### Dataset entries

= = =

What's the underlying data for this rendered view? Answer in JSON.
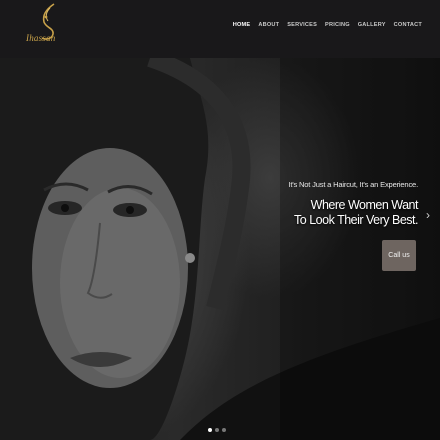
{
  "brand": {
    "name": "Ihassan",
    "accent_color": "#c9a24a"
  },
  "nav": {
    "items": [
      {
        "label": "HOME",
        "active": true
      },
      {
        "label": "ABOUT"
      },
      {
        "label": "SERVICES"
      },
      {
        "label": "PRICING"
      },
      {
        "label": "GALLERY"
      },
      {
        "label": "CONTACT"
      }
    ]
  },
  "hero": {
    "tagline": "It's Not Just a Haircut, It's an Experience.",
    "headline_line1": "Where Women Want",
    "headline_line2": "To Look Their Very Best.",
    "cta_label": "Call us",
    "cta_color": "#6e6560",
    "next_icon": "chevron-right-icon",
    "slide_count": 3,
    "active_slide": 1
  }
}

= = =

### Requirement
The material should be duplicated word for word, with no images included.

### Answer area
What's the underlying data for this rendered view? Answer in JSON.
{
  "brand": {
    "name": "Ihassan",
    "accent_color": "#c9a24a"
  },
  "nav": {
    "items": [
      {
        "label": "HOME",
        "active": true
      },
      {
        "label": "ABOUT"
      },
      {
        "label": "SERVICES"
      },
      {
        "label": "PRICING"
      },
      {
        "label": "GALLERY"
      },
      {
        "label": "CONTACT"
      }
    ]
  },
  "hero": {
    "tagline": "It's Not Just a Haircut, It's an Experience.",
    "headline_line1": "Where Women Want",
    "headline_line2": "To Look Their Very Best.",
    "cta_label": "Call us",
    "cta_color": "#6e6560",
    "next_icon": "chevron-right-icon",
    "slide_count": 3,
    "active_slide": 1
  }
}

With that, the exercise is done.